Fortunately, as the proud parent of daughters who have performed, I never had to deal with anything like that. Just the usual twittering, texting, whispering, program rustling, and bracelet jangling, that is the commonly experienced thoughtlessness in auditoriums world-wide.
But on one noteworthy occasion attended by me with my wife, I went beyond an occasional stern look to take on a woman who should have known better than to converse with her neighbor when my youngest child was in a high school production of West Side Story.
The lady was a senior citizen two seats to my right, nicely dressed, who was talking pretty loudly to a friend seated to her right. Because she was turned in her neighbor’s direction most of the time, it was difficult to catch her eye in the hope that “a look” might communicate my wish for her to quiet down. About 20 minutes in to the performance I’d had about enough.
I leaned as far to my right as I could (across the body of my friend Rich who was our guest) and, in one of the few moments when she was looking forward, she noticed me as I said, “Please be quiet!”
It was not said with ferocity, but I’m sure she knew I meant business. And, indeed, she was quieter for the rest of the first half of the performance.
Rich and I had to walk past this woman in the aisle as we began to make our way to the lobby at intermission. To my considerable surprise, as I passed this lady, she actually pushed me into the railing barrier to my left. I turned right to face her.
“Why were you so angry?” she said.
“I wanted to listen to the performance.”
“But I was only talking during the orchestra part, not the singing!” she indignantly continued.
“But I wanted to hear the orchestra. You know, you are not in your living room and this is not TV!”

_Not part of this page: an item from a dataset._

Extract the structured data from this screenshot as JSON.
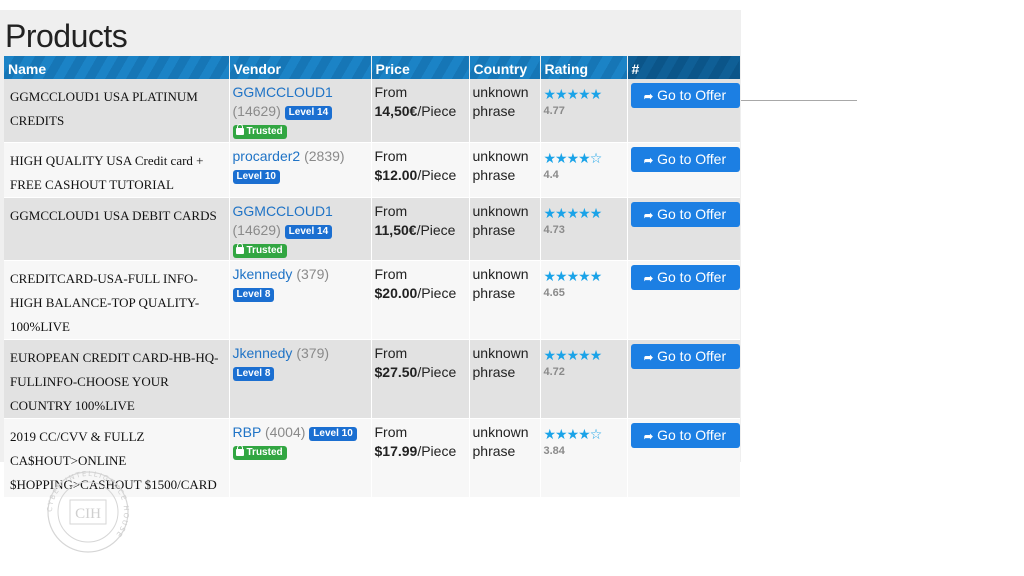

With that, the encounter ended.
No guns were drawn, no knives displayed, no one put on brass knuckles, and no chains or tire irons were brandished — there was no “rumble” — no example of life imitating art, as in the gang fight that is a central part of the musical we were watching.
And my antagonist and her companion did not return after intermission.
Given that more and more states permit concealed weapons, I suppose I was taking a risk. I can’t recommend that you take on rude audience members, who might retaliate even more forcefully than did the lady in question.
But, it is hard to “tune out” people who create a volume of sound sufficient to compete with the main attraction.
It was another one of those situations in which different people react differently, sometimes dependent on mood, the capacity to tolerate frustration, an evaluation of the importance of the matter, and one’s ability to be assertive or foolhardy — however you happen to label such action.
In the end, I guess I should simply be glad that it wasn’t Baltimore in the 1940s and my adversary didn’t have her own set of family members handy, and a length of rope to hang from the nearest tree.
Rachel Robinson would understand.
The top image is from a 2003 performance of West Side Story given in Brno, Czech Republic by Městské divadlo. It is the work of Jef Kratochvil. The second photo is of Leonard Bernstein in 1945, taken by Fred Palumbo, then a photographer for the World Telegram. The third picture is a 1950 lobby card for The Jackie Robinson Story. The final image is of Rachel Robinson Accepting the Congressional Gold Medal for her husband, deceased baseball star Jackie Robinson on March 2, 2005. From left to right: Nancy Pelosi, President George W. Bush, Mrs. Robinson, and Dennis Hastert. The picture was taken by White House photographer Eric Draper. All photos are sourced from Wikimedia Commons.